Question about family abuse
I emailed you in May about my sister being in an abusive situation and how it was bothering our family(my mom, brother and me) when my father died in Feb. My sister and I are now e-mailing and it is very pleasant. My immediate family went to see her and her children this summer and that seems to have helped her. I have questions to ask her about the relationship with her husband that you e-mailed me. She doesn’t talk about him right now. My brother now seems to be experiencing the same thing with his wife. She told him not to talk with his mother on the phone. She’s very controlling with their money. My mother does not have much money and my brother’s wife is afraid they will have to use their money. She doesn’t want any part of this. His wife(Laura) interfered recently with the relationship between my brother and me. He hung up on me after we got in a disagreement concerning his wife and my mom on the phone and has not spoken with me since. My mom says this is water under the bridge for him now and he has moved on. I’m devastated because he has always been there for me. I’m afraid if I called him he might chew me out again. I don’t know how to handle these kinds of people. Do they just need love and acceptance? What do I need to do or say?
Thank you. J.Answer:
Dear J, It’s very difficult to see your family members going through control and abuse issues.. and of course it’s hard to be rejected by your brother.
Two things are very clear – there are abuse issues and you can’t do anything about it.
These issues have to do with in-laws and their behavior which makes it even more difficult for you to intervene.
Codependency: Might I make an observation? Maybe your family situation is similar to the issues of dealing with an addictive person in the family — everyone becomes codependent around that person. In other words, the spouses – who are closest – work around the objectionable behavior in denial of the behavior and thus, enable the behavior (control and abuse in this situation) of that person to continue and even escalate.
Most likely, the conversation you had with your brother hit a sore spot. He is not ready to deal with it – the controlling behavior of his wife and certainly not going to take your comments or advice on this situation with his wife.
My opinion: Your brother has to see the light and begin to confront the issues in his marriage in his own time. You and no one else can try to fix it or hurry it up. He actually may realize what is going on – feel helpless to do anything and even though it has caused serious problems with your mother and you – he is going to keep the peace at all costs. In fact, he will displace anger on you because he feels helpless to work this through with his wife even if he knows she’s got a problem.

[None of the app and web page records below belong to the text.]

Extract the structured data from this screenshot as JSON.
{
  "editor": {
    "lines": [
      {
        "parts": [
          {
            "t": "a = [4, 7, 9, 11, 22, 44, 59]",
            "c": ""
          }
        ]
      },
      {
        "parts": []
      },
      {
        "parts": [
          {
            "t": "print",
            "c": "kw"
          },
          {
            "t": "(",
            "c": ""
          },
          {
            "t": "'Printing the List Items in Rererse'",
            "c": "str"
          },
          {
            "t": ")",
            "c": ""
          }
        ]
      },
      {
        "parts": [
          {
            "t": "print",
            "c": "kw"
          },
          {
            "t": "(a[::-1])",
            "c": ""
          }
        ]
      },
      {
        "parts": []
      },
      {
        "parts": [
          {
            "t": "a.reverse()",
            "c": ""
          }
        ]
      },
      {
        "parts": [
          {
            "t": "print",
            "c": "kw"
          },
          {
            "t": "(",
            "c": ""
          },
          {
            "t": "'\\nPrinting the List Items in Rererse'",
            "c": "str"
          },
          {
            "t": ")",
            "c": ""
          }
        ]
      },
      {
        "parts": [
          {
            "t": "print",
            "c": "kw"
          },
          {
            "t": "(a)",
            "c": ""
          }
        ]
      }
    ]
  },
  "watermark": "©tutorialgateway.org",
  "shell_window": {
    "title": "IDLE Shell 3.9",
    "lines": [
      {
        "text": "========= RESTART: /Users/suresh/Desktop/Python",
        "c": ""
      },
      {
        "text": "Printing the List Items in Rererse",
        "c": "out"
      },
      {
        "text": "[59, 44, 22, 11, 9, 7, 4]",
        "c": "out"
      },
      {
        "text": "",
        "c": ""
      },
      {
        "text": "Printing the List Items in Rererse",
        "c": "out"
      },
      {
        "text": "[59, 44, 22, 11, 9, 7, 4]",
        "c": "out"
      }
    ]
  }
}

So, what should you do?
First of all, pray. You need supernatural help. You need God’s courage, peace and strength to help you move forward and accept this situation. If you don’t have a personal relationship with God – consider this article: on faith.
Secondly, you need to consider your role. Are you the Savior (I only know of one – Jesus) that can fix the family issues with in-laws? No. Your brother and sister need to step up to the plate and confront the behaviors of control and abuse in their marriages. Read all about domestic abuse at the Safe Relationships site.
Be there: Your sister may open up more to you as you talk with her. When she directly reveals her fears and the abuse in her marriage –encourage her to contact the National Domestic Violence hotline at: 1-800-799-7233. Let her know that she should pack a bag in case she feels her life is threatened or she can call 911 whenever her husband is abusive or violent. She can also obtain an order of protection from the court to prevent her husband from having any contact with her.
Encourage her to read more about abuse and control and the help that is available at the Safe Relationships site. This will raise her awareness and give her options when she finally decides to take a step to protect herself and possibly remove herself from the situation.
For you – I encourage you to purchase some books on which will help you with codependency and boundaries such as: Codependent No More by Melodee Beattie and Boundaries by Henry Cloud.
It’s difficult to see your family members dealing with this abuse. You want to help. But, your siblings need to make the choice to help themselves. You can pray for them and ask God to intervene and give them wisdom and courage to handle their spouses.
Pray. Try writing a nice note to your brother apologizing in general for anything you said which may have offended him. Then, wait for him to call. Don’t go chasing after him. He needs time to cool off.
Take care of yourself. Move forward with your own life, with God, relationships and goals. God is able to help. These situations can cause people to grow in faith. May God bless you!
Lynette J. Hoy, NCC, LCPC
Lynette J. Hoy, is a Marriage and Family counselor at CounselCare Connection, P.C., speaker, writer.
Order her newly released book, What’s Good About Anger? book co-authored with Ted Griffin! Turn anger into faith, assertiveness, problem-solving andforgiveness!